• TASK PROMPT: Only lines holding the word "thumb" are wanted from the records; copy all of them.

Top of DATASET EXCERPTS

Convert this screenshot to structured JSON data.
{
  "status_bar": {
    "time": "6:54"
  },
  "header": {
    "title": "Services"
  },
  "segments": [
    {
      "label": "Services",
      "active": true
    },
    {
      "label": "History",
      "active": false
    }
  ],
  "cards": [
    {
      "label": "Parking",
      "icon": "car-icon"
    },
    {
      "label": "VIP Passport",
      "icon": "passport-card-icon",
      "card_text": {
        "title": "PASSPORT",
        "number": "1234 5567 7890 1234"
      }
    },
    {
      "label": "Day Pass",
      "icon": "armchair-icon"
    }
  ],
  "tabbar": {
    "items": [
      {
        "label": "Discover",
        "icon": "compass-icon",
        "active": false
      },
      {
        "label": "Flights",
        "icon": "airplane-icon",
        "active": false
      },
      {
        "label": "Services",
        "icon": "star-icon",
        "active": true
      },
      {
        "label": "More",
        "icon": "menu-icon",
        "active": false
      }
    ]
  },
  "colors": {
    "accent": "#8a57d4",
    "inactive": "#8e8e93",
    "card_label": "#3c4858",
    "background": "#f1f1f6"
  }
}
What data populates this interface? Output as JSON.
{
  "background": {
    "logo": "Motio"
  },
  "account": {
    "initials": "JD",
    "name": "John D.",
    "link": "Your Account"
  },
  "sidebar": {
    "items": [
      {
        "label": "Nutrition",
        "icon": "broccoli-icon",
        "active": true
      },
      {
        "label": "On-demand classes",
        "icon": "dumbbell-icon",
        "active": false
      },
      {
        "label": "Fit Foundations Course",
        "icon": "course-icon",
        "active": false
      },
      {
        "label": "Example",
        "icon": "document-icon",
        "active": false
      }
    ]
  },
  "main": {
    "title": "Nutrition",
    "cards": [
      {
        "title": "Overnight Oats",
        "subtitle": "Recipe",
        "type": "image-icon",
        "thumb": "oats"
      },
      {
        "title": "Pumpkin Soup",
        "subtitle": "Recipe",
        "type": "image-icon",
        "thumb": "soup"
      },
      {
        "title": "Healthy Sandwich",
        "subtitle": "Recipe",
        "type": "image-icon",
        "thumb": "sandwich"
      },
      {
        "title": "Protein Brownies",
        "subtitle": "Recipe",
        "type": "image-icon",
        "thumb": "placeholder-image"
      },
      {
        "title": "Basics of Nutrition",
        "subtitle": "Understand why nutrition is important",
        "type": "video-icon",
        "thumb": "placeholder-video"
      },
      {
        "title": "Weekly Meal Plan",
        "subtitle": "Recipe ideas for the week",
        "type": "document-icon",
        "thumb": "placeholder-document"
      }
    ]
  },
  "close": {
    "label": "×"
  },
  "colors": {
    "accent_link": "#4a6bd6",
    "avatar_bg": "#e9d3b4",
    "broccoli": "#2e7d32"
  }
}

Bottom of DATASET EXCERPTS

• ANSWER BELOW:
        "thumb": "oats"
        "thumb": "soup"
        "thumb": "sandwich"
        "thumb": "placeholder-image"
        "thumb": "placeholder-video"
        "thumb": "placeholder-document"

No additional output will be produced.